Nigel Smith recently wrote a great article noting the design history of Team Canada’s iconic jerseys, chock full of fun little anecdotes. It begins with:
In 1972, the most famous Canadian sports uniform — a design icon — was created by John Lloyd, a transplanted Englishman with no knowledge of hockey. (He was more into yoga.) Lloyd is completely uncelebrated for his extraordinary contribution, and he never mentioned it. This work is an example of the power of good design, and here’s how it came to be.
The whole article is worth a read, but here are some choice highlights:
Vickers and Benson were given 24 hours to come up with a name and sweater design.
They were originally to be called the NHL All-stars, but Terry O’Malley at Vickers and Benson worked to position the series as “not a series between Russia and the NHL, but Russia and Canada.”
O’Malley on the mad rush and work by John Lloyd:
Everything was moving at warp speed. We not only required the sweater, but we needed home and away versions by, you guessed it, tomorrow.
The incredible John Lloyd had bought two large red and two large white sweaters. He cut out the now famous stylized maple leaf in red and in white. He then stitched the red on the white jersey for home and reversed the process for the away.
Defying convention: There is no central crest on the uniform.
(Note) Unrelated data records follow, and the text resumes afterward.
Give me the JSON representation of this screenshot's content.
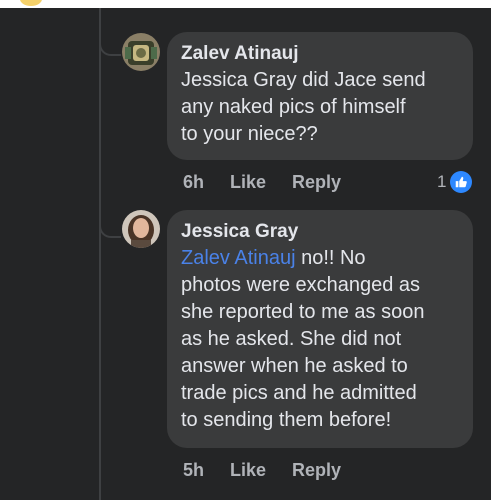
{
  "comments": [
    {
      "author": "Zalev Atinauj",
      "lines": [
        "Jessica Gray did Jace send",
        "any naked pics of himself",
        "to your niece??"
      ],
      "time": "6h",
      "like_label": "Like",
      "reply_label": "Reply",
      "reaction_count": "1"
    },
    {
      "author": "Jessica Gray",
      "mention": "Zalev Atinauj",
      "first_line_rest": " no!! No",
      "lines": [
        "photos were exchanged as",
        "she reported to me as soon",
        "as he asked. She did not",
        "answer when he asked to",
        "trade pics and he admitted",
        "to sending them before!"
      ],
      "time": "5h",
      "like_label": "Like",
      "reply_label": "Reply"
    }
  ],
  "colors": {
    "background": "#242526",
    "bubble": "#3a3b3c",
    "mention": "#4a82e8",
    "like_badge": "#2d88ff"
  }
}
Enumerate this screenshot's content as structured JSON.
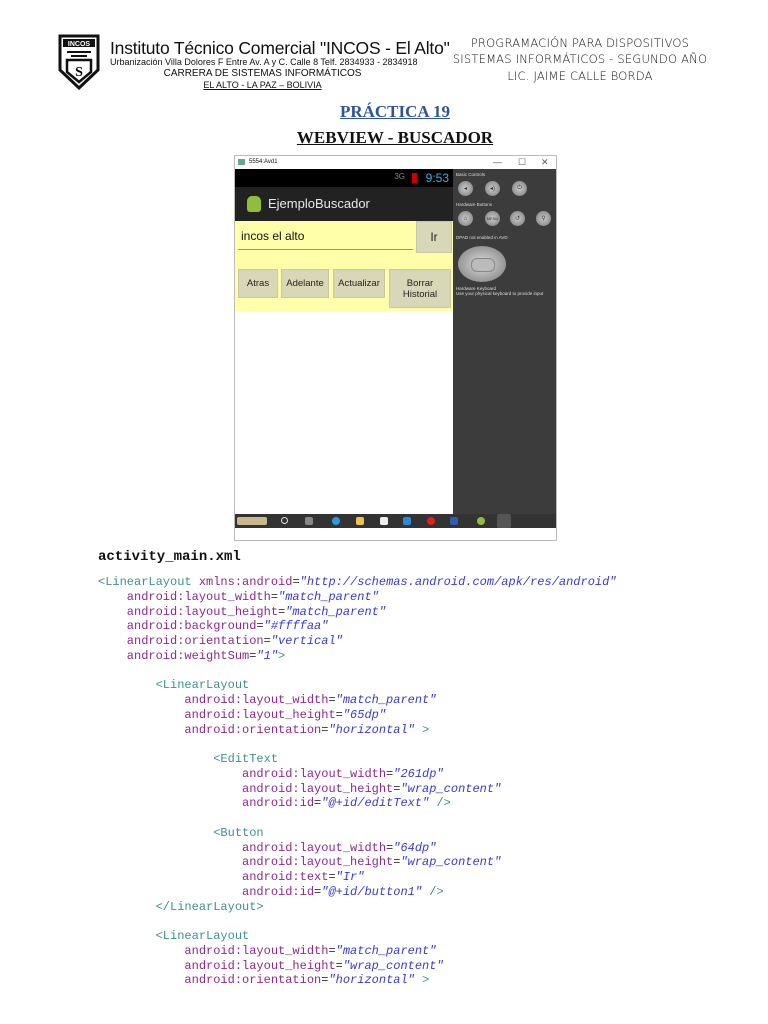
{
  "header": {
    "logo_text": "INCOS",
    "institute": "Instituto Técnico Comercial \"INCOS - El Alto\"",
    "address": "Urbanización Villa Dolores F Entre Av. A y C. Calle 8 Telf. 2834933 - 2834918",
    "career": "CARRERA DE SISTEMAS INFORMÁTICOS",
    "city": "EL ALTO - LA PAZ – BOLIVIA",
    "right": [
      "PROGRAMACIÓN PARA DISPOSITIVOS",
      "SISTEMAS INFORMÁTICOS - SEGUNDO AÑO",
      "LIC.  JAIME CALLE BORDA"
    ]
  },
  "title": "PRÁCTICA 19",
  "subtitle": "WEBVIEW - BUSCADOR",
  "emulator": {
    "window_title": "5554:Avd1",
    "controls": [
      "—",
      "☐",
      "✕"
    ],
    "time": "9:53",
    "signal": "3G",
    "app_title": "EjemploBuscador",
    "edit_value": "incos el alto",
    "go_button": "Ir",
    "buttons": [
      "Atras",
      "Adelante",
      "Actualizar",
      "Borrar Historial"
    ],
    "panel": {
      "basic_controls": "Basic Controls",
      "hardware_buttons": "Hardware Buttons",
      "menu": "MENU",
      "dpad": "DPAD not enabled in AVD",
      "keyboard": "Hardware Keyboard",
      "keyboard_hint": "Use your physical keyboard to provide input"
    },
    "background_color": "#ffffaa"
  },
  "file_label": "activity_main.xml",
  "code": [
    [
      [
        "tag",
        "<LinearLayout "
      ],
      [
        "attr",
        "xmlns:android"
      ],
      [
        "eq",
        "="
      ],
      [
        "val",
        "\"http://schemas.android.com/apk/res/android\""
      ]
    ],
    [
      [
        "attr",
        "    android:layout_width"
      ],
      [
        "eq",
        "="
      ],
      [
        "val",
        "\"match_parent\""
      ]
    ],
    [
      [
        "attr",
        "    android:layout_height"
      ],
      [
        "eq",
        "="
      ],
      [
        "val",
        "\"match_parent\""
      ]
    ],
    [
      [
        "attr",
        "    android:background"
      ],
      [
        "eq",
        "="
      ],
      [
        "val",
        "\"#ffffaa\""
      ]
    ],
    [
      [
        "attr",
        "    android:orientation"
      ],
      [
        "eq",
        "="
      ],
      [
        "val",
        "\"vertical\""
      ]
    ],
    [
      [
        "attr",
        "    android:weightSum"
      ],
      [
        "eq",
        "="
      ],
      [
        "val",
        "\"1\""
      ],
      [
        "tag",
        ">"
      ]
    ],
    [],
    [
      [
        "tag",
        "        <LinearLayout"
      ]
    ],
    [
      [
        "attr",
        "            android:layout_width"
      ],
      [
        "eq",
        "="
      ],
      [
        "val",
        "\"match_parent\""
      ]
    ],
    [
      [
        "attr",
        "            android:layout_height"
      ],
      [
        "eq",
        "="
      ],
      [
        "val",
        "\"65dp\""
      ]
    ],
    [
      [
        "attr",
        "            android:orientation"
      ],
      [
        "eq",
        "="
      ],
      [
        "val",
        "\"horizontal\""
      ],
      [
        "tag",
        " >"
      ]
    ],
    [],
    [
      [
        "tag",
        "                <EditText"
      ]
    ],
    [
      [
        "attr",
        "                    android:layout_width"
      ],
      [
        "eq",
        "="
      ],
      [
        "val",
        "\"261dp\""
      ]
    ],
    [
      [
        "attr",
        "                    android:layout_height"
      ],
      [
        "eq",
        "="
      ],
      [
        "val",
        "\"wrap_content\""
      ]
    ],
    [
      [
        "attr",
        "                    android:id"
      ],
      [
        "eq",
        "="
      ],
      [
        "val",
        "\"@+id/editText\""
      ],
      [
        "tag",
        " />"
      ]
    ],
    [],
    [
      [
        "tag",
        "                <Button"
      ]
    ],
    [
      [
        "attr",
        "                    android:layout_width"
      ],
      [
        "eq",
        "="
      ],
      [
        "val",
        "\"64dp\""
      ]
    ],
    [
      [
        "attr",
        "                    android:layout_height"
      ],
      [
        "eq",
        "="
      ],
      [
        "val",
        "\"wrap_content\""
      ]
    ],
    [
      [
        "attr",
        "                    android:text"
      ],
      [
        "eq",
        "="
      ],
      [
        "val",
        "\"Ir\""
      ]
    ],
    [
      [
        "attr",
        "                    android:id"
      ],
      [
        "eq",
        "="
      ],
      [
        "val",
        "\"@+id/button1\""
      ],
      [
        "tag",
        " />"
      ]
    ],
    [
      [
        "tag",
        "        </LinearLayout>"
      ]
    ],
    [],
    [
      [
        "tag",
        "        <LinearLayout"
      ]
    ],
    [
      [
        "attr",
        "            android:layout_width"
      ],
      [
        "eq",
        "="
      ],
      [
        "val",
        "\"match_parent\""
      ]
    ],
    [
      [
        "attr",
        "            android:layout_height"
      ],
      [
        "eq",
        "="
      ],
      [
        "val",
        "\"wrap_content\""
      ]
    ],
    [
      [
        "attr",
        "            android:orientation"
      ],
      [
        "eq",
        "="
      ],
      [
        "val",
        "\"horizontal\""
      ],
      [
        "tag",
        " >"
      ]
    ]
  ]
}
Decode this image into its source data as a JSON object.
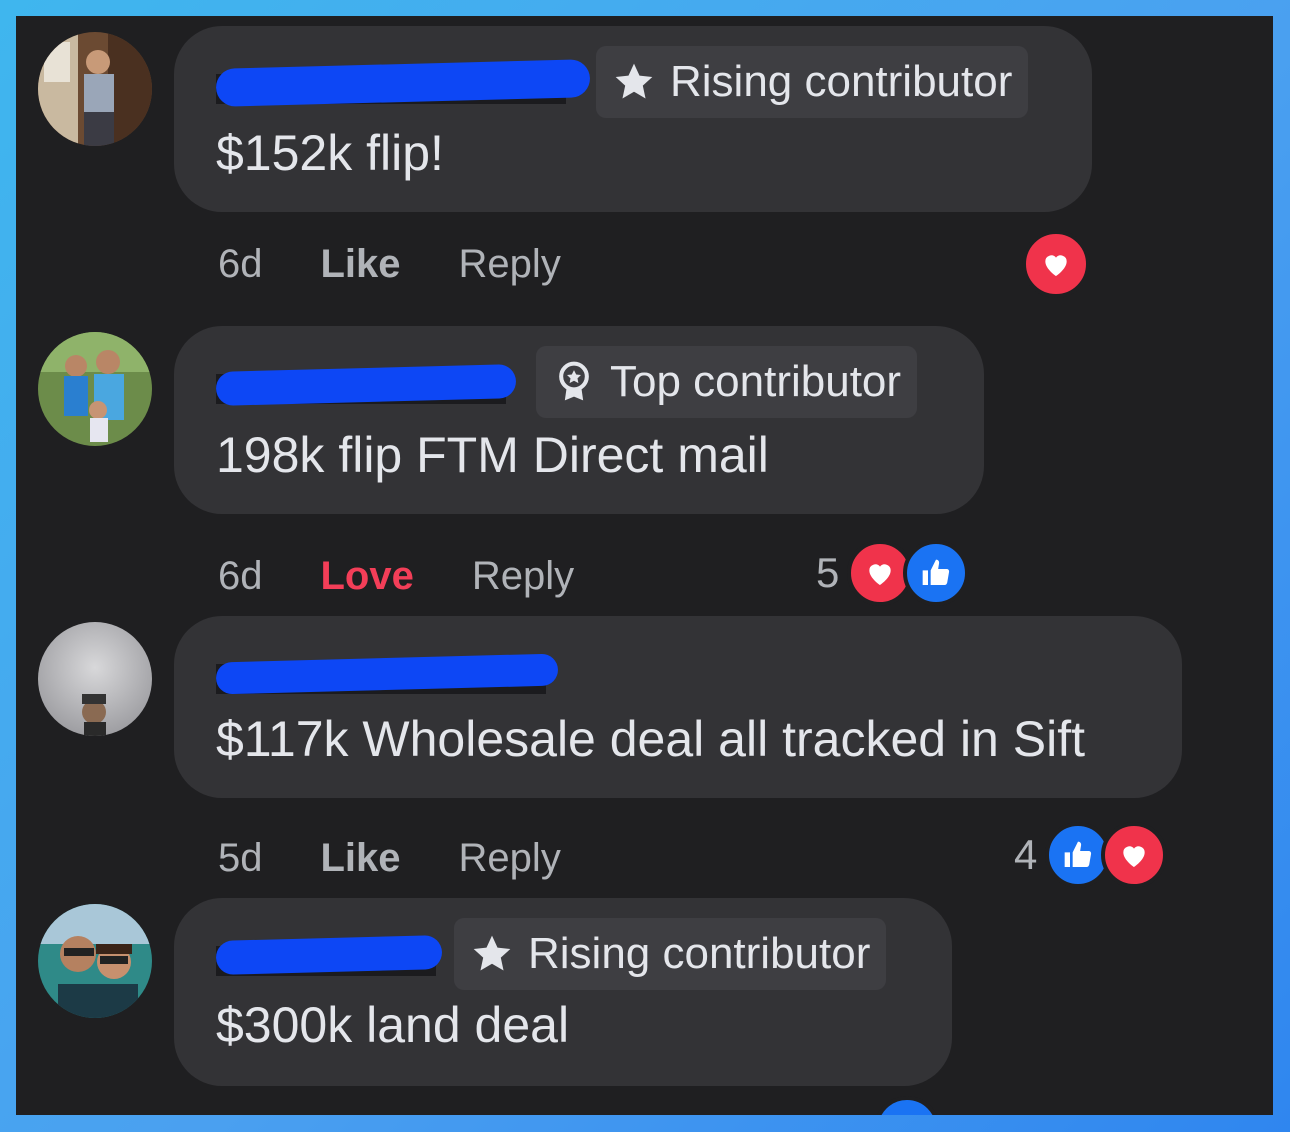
{
  "comments": [
    {
      "badge": "Rising contributor",
      "badge_icon": "star-icon",
      "text": "$152k flip!",
      "time": "6d",
      "reaction_action": "Like",
      "reply": "Reply",
      "reaction_count": "",
      "reactions": [
        "heart"
      ]
    },
    {
      "badge": "Top contributor",
      "badge_icon": "award-icon",
      "text": "198k flip FTM Direct mail",
      "time": "6d",
      "reaction_action": "Love",
      "reply": "Reply",
      "reaction_count": "5",
      "reactions": [
        "heart",
        "thumb"
      ]
    },
    {
      "badge": "",
      "badge_icon": "",
      "text": "$117k Wholesale deal all tracked in Sift",
      "time": "5d",
      "reaction_action": "Like",
      "reply": "Reply",
      "reaction_count": "4",
      "reactions": [
        "thumb",
        "heart"
      ]
    },
    {
      "badge": "Rising contributor",
      "badge_icon": "star-icon",
      "text": "$300k land deal",
      "time": "",
      "reaction_action": "",
      "reply": "",
      "reaction_count": "",
      "reactions": []
    }
  ],
  "colors": {
    "panel_bg": "#1f1f21",
    "bubble_bg": "#333336",
    "love_red": "#f33e58",
    "like_blue": "#1a73f3",
    "redaction_blue": "#0d47f5"
  }
}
There are also no numbers on the sleeves.
All this derived from a Canadian flag which was, at the time, just 7 years old, designed by a man who had only been in the country for 2 years, and stitched by his wife, Michelle Lloyd, who went on to co-found Club Monaco.